“We used to print shirts in the basement,” said Jon. “Because of the whole snowboarding thing, the snowboarding accessories end went online to bigger stores. But I just kept on, printing shirts in the basement.”
By 2004, the market had changed. Williams closed up his East Main Street shop and moved the business to the family home on G Street.
And kept on printing. Seems demand for printing itself never waned.
In 2021, desirous of wresting their home back from the cacophony of the machines, the family moved the Outhouse to it present pad.
On a recent afternoon, Courtney demonstrated how the stitchery on hats and shirts, etc., is done.

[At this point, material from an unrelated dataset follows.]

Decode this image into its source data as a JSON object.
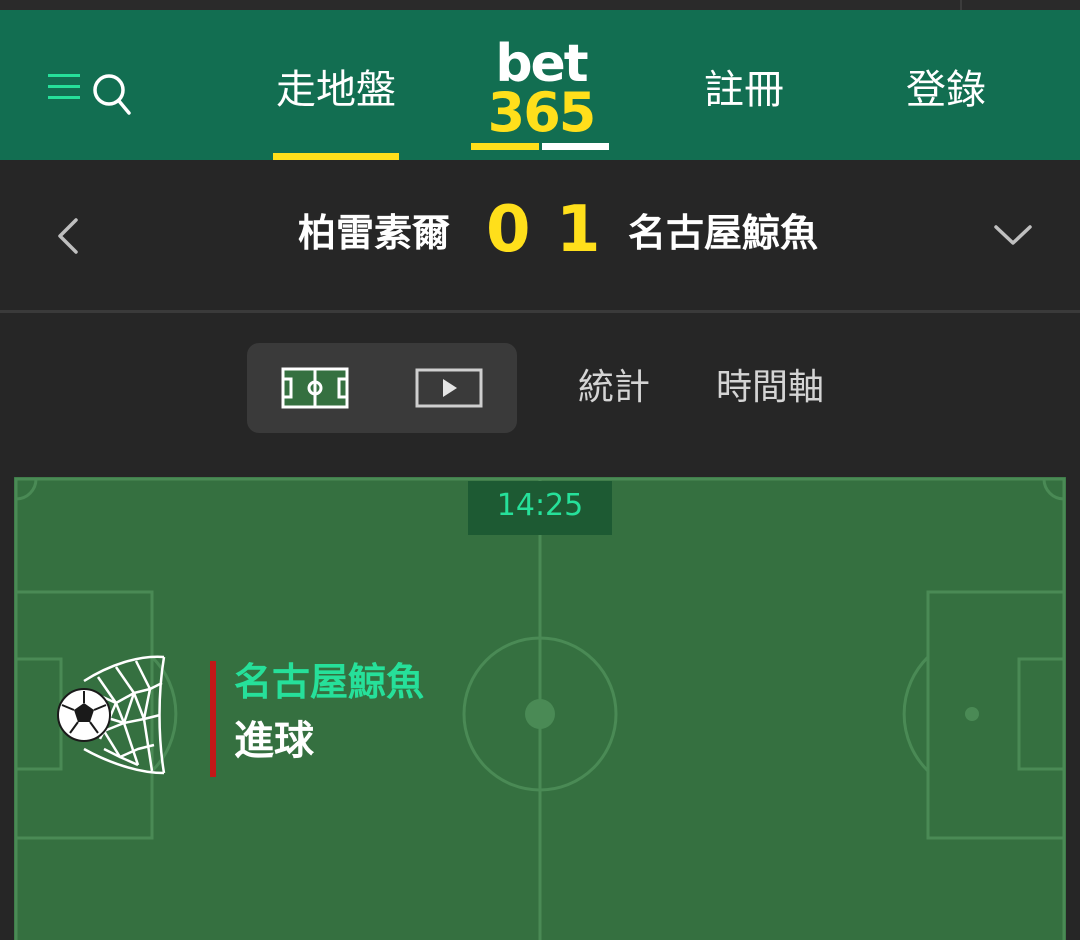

These days, many of the designs to be embroidered arrive already digitized, fit for the camera’s reading pleasure, or the client may bring in a design, or her dad may work it up.
The actual process, she said, uses what’s called a snowman sticker — basically a special shirt stick-on with the numeral 8 on it. A machine detects Mr. Snowman with a camera. If the measurements are off by a hair, the resulting design will be crooked, useless.
When precision is assured, Courtney puts a magnetic frame over the shirt, the sensitive camera beneath snaps to, she presses “go” and the order runs its round.
Can she sew? Another smile. Over the noise of the turning machines, Courtney lets out her big secret.
“A lot of people come in and ask if I can sew stuff. I don’t know how to sew at all. I can do the little bit that I learned in home economics in high school, but that’s about it,” said Courtney.
The company’s bread and butter is names and numbers on jerseys, logos for the city of Auburn, for real estate agents, for an airport, for whatever.
One of the coolest of the projects, Courtney said, sailed into the shop on a favorable breeze last summer.
“It was a big yacht for a Seattle boat club, and the amount of detail was absolutely insane,” said Courtney. “I love the really detailed designs, because with embroidery, you can really do anything.”